▶ Exercise instructions:
Copy each line in the data that includes the word "Дата".

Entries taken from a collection

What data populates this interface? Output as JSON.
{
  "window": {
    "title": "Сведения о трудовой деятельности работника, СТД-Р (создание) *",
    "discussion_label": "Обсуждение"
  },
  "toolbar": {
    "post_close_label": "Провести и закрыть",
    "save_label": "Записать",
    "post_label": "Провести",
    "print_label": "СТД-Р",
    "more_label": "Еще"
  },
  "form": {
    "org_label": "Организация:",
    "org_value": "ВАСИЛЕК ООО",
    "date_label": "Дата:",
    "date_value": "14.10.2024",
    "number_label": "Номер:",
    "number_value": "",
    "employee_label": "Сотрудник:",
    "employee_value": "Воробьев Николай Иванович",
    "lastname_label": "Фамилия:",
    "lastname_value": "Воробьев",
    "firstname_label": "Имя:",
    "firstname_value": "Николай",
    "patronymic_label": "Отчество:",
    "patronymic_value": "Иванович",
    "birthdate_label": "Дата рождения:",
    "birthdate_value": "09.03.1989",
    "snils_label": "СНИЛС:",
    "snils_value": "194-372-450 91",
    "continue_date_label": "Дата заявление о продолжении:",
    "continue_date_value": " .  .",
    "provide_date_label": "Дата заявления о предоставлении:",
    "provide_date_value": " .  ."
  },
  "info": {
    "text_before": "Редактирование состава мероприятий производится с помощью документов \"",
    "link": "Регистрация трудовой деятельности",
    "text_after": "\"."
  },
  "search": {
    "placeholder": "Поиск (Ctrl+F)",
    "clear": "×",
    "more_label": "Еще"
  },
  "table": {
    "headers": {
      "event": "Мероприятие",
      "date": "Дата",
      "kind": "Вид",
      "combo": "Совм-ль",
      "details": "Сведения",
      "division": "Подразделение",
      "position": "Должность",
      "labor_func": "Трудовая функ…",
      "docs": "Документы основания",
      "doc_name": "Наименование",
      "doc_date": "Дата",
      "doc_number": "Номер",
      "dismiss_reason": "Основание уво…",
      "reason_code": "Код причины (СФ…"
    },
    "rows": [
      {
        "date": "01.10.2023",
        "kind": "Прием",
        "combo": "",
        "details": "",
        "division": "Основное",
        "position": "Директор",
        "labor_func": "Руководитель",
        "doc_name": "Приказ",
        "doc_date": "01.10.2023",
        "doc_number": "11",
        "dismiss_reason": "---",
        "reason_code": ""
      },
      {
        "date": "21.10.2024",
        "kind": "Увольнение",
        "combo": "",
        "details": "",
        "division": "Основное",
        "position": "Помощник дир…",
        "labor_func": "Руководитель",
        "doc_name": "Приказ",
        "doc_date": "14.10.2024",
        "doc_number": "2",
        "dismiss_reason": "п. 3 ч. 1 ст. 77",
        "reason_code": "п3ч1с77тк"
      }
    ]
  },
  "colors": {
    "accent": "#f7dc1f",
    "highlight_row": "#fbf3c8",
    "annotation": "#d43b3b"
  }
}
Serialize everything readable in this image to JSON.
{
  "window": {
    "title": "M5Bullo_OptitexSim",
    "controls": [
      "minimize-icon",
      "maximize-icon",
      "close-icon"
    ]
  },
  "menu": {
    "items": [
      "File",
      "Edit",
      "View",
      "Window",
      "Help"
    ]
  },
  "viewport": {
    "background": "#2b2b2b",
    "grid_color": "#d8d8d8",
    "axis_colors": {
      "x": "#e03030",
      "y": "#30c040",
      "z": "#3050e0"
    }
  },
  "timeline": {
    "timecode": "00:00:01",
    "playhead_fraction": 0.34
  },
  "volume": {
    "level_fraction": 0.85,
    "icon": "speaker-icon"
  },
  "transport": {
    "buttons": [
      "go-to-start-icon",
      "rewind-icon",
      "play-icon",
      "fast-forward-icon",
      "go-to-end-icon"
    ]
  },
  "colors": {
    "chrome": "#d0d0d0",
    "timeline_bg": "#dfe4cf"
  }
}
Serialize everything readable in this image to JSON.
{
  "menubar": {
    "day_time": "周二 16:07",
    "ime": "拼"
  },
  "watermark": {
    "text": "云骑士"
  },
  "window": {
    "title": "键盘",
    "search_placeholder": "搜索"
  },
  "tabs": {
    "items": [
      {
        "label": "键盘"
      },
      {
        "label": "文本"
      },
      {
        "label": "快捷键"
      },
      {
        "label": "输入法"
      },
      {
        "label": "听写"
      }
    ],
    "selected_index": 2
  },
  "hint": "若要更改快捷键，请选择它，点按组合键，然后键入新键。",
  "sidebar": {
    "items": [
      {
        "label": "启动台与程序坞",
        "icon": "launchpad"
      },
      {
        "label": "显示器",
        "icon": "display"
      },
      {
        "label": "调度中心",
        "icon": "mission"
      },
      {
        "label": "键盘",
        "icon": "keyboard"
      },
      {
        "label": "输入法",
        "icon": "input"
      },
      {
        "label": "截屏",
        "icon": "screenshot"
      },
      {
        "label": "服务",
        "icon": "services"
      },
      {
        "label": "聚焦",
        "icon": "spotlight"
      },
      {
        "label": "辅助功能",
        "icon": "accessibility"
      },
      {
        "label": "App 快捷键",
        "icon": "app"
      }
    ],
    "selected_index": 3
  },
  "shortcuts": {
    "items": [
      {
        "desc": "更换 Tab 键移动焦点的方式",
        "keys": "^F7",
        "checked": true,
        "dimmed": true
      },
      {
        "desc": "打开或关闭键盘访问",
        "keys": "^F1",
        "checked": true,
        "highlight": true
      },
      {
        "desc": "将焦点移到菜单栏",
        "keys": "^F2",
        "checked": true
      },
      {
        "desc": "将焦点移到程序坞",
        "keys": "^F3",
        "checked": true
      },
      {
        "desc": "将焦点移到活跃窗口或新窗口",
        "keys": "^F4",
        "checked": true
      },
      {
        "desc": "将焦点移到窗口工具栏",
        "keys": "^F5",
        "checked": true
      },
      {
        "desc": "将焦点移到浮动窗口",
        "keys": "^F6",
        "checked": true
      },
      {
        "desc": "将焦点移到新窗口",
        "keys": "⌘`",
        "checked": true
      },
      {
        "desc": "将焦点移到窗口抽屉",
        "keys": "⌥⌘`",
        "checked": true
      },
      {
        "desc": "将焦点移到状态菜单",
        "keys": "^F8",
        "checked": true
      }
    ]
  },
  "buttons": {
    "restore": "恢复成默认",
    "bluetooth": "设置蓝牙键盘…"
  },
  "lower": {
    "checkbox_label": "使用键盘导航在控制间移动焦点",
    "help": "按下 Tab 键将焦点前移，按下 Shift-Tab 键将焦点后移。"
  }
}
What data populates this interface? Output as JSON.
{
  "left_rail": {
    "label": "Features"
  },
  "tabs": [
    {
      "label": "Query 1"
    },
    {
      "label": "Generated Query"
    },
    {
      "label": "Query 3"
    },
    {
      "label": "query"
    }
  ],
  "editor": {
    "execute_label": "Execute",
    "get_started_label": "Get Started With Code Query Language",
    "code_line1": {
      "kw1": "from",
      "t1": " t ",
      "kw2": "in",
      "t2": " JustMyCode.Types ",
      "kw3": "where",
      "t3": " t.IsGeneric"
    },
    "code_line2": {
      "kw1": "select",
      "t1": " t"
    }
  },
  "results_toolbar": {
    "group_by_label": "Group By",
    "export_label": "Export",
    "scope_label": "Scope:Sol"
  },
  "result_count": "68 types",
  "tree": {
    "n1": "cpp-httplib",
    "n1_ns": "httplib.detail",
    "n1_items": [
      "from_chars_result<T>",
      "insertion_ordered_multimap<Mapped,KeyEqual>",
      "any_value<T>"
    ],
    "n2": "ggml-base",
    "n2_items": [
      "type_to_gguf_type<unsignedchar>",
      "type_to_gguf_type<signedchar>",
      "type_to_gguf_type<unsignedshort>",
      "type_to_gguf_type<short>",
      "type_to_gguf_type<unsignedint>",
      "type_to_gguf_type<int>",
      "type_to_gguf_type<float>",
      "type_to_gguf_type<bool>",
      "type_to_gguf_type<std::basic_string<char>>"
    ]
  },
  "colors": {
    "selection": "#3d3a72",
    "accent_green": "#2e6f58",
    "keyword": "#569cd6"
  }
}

▶ Solution to this exercise:
    "date_label": "Дата:",
    "birthdate_label": "Дата рождения:",
    "continue_date_label": "Дата заявление о продолжении:",
    "provide_date_label": "Дата заявления о предоставлении:",
      "date": "Дата",
      "doc_date": "Дата",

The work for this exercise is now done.